Records supplied -
------------

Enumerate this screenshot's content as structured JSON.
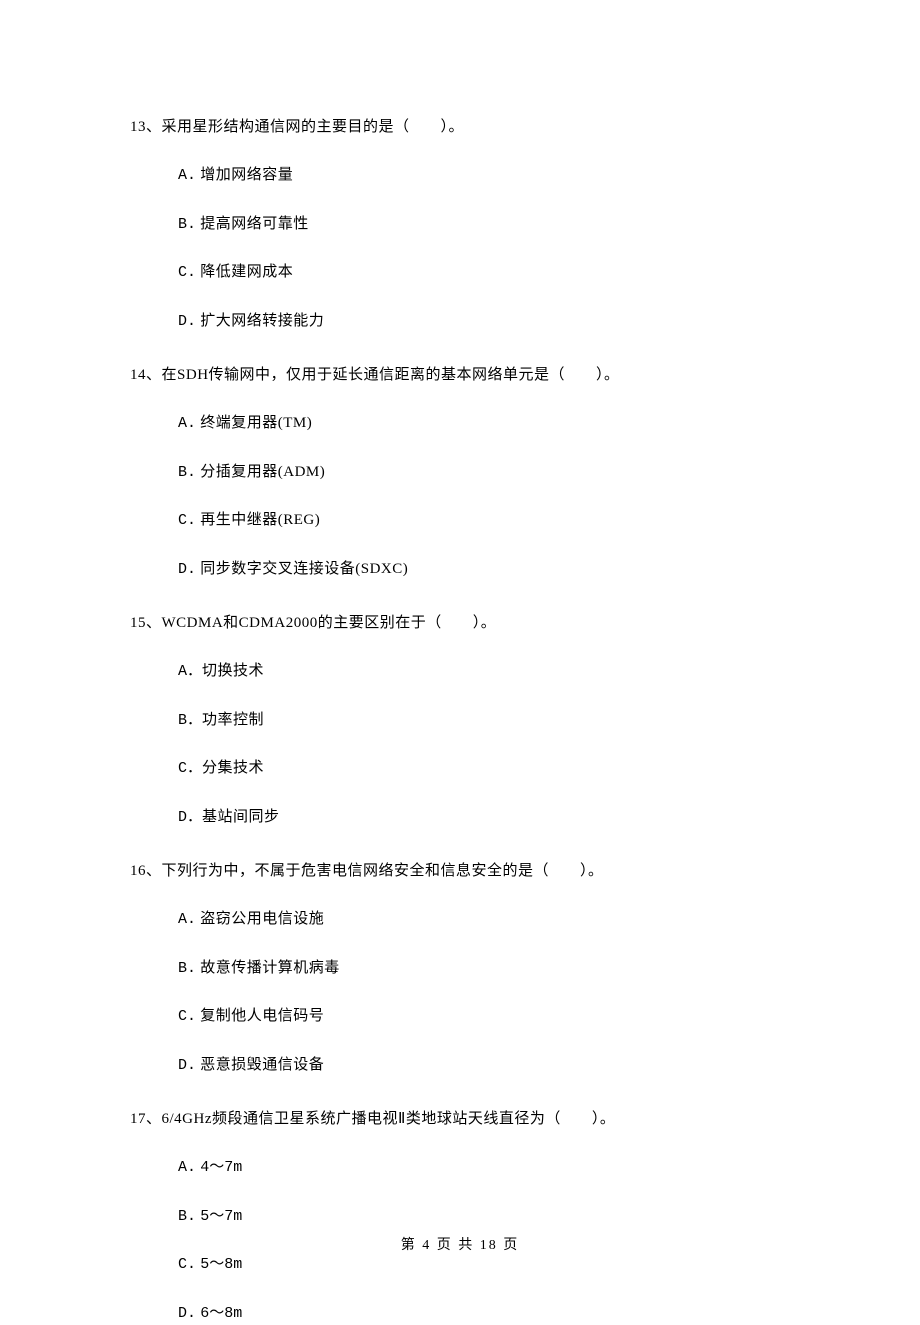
{
  "questions": [
    {
      "number": "13、",
      "text": "采用星形结构通信网的主要目的是（　　）。",
      "options": [
        {
          "letter": "A.",
          "text": "增加网络容量"
        },
        {
          "letter": "B.",
          "text": "提高网络可靠性"
        },
        {
          "letter": "C.",
          "text": "降低建网成本"
        },
        {
          "letter": "D.",
          "text": "扩大网络转接能力"
        }
      ]
    },
    {
      "number": "14、",
      "text": "在SDH传输网中，仅用于延长通信距离的基本网络单元是（　　）。",
      "options": [
        {
          "letter": "A.",
          "text": "终端复用器(TM)"
        },
        {
          "letter": "B.",
          "text": "分插复用器(ADM)"
        },
        {
          "letter": "C.",
          "text": "再生中继器(REG)"
        },
        {
          "letter": "D.",
          "text": "同步数字交叉连接设备(SDXC)"
        }
      ]
    },
    {
      "number": "15、",
      "text": "WCDMA和CDMA2000的主要区别在于（　　）。",
      "options": [
        {
          "letter": "A．",
          "text": "切换技术"
        },
        {
          "letter": "B．",
          "text": "功率控制"
        },
        {
          "letter": "C．",
          "text": "分集技术"
        },
        {
          "letter": "D．",
          "text": "基站间同步"
        }
      ]
    },
    {
      "number": "16、",
      "text": "下列行为中，不属于危害电信网络安全和信息安全的是（　　）。",
      "options": [
        {
          "letter": "A.",
          "text": "盗窃公用电信设施"
        },
        {
          "letter": "B.",
          "text": "故意传播计算机病毒"
        },
        {
          "letter": "C.",
          "text": "复制他人电信码号"
        },
        {
          "letter": "D.",
          "text": "恶意损毁通信设备"
        }
      ]
    },
    {
      "number": "17、",
      "text": "6/4GHz频段通信卫星系统广播电视Ⅱ类地球站天线直径为（　　）。",
      "options": [
        {
          "letter": "A.",
          "text": "4～7m"
        },
        {
          "letter": "B.",
          "text": "5～7m"
        },
        {
          "letter": "C.",
          "text": "5～8m"
        },
        {
          "letter": "D.",
          "text": "6～8m"
        }
      ]
    }
  ],
  "footer": "第 4 页 共 18 页"
}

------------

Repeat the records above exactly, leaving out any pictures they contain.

Enumerate this screenshot's content as structured JSON.
{
  "questions": [
    {
      "number": "13、",
      "text": "采用星形结构通信网的主要目的是（　　）。",
      "options": [
        {
          "letter": "A.",
          "text": "增加网络容量"
        },
        {
          "letter": "B.",
          "text": "提高网络可靠性"
        },
        {
          "letter": "C.",
          "text": "降低建网成本"
        },
        {
          "letter": "D.",
          "text": "扩大网络转接能力"
        }
      ]
    },
    {
      "number": "14、",
      "text": "在SDH传输网中，仅用于延长通信距离的基本网络单元是（　　）。",
      "options": [
        {
          "letter": "A.",
          "text": "终端复用器(TM)"
        },
        {
          "letter": "B.",
          "text": "分插复用器(ADM)"
        },
        {
          "letter": "C.",
          "text": "再生中继器(REG)"
        },
        {
          "letter": "D.",
          "text": "同步数字交叉连接设备(SDXC)"
        }
      ]
    },
    {
      "number": "15、",
      "text": "WCDMA和CDMA2000的主要区别在于（　　）。",
      "options": [
        {
          "letter": "A．",
          "text": "切换技术"
        },
        {
          "letter": "B．",
          "text": "功率控制"
        },
        {
          "letter": "C．",
          "text": "分集技术"
        },
        {
          "letter": "D．",
          "text": "基站间同步"
        }
      ]
    },
    {
      "number": "16、",
      "text": "下列行为中，不属于危害电信网络安全和信息安全的是（　　）。",
      "options": [
        {
          "letter": "A.",
          "text": "盗窃公用电信设施"
        },
        {
          "letter": "B.",
          "text": "故意传播计算机病毒"
        },
        {
          "letter": "C.",
          "text": "复制他人电信码号"
        },
        {
          "letter": "D.",
          "text": "恶意损毁通信设备"
        }
      ]
    },
    {
      "number": "17、",
      "text": "6/4GHz频段通信卫星系统广播电视Ⅱ类地球站天线直径为（　　）。",
      "options": [
        {
          "letter": "A.",
          "text": "4～7m"
        },
        {
          "letter": "B.",
          "text": "5～7m"
        },
        {
          "letter": "C.",
          "text": "5～8m"
        },
        {
          "letter": "D.",
          "text": "6～8m"
        }
      ]
    }
  ],
  "footer": "第 4 页 共 18 页"
}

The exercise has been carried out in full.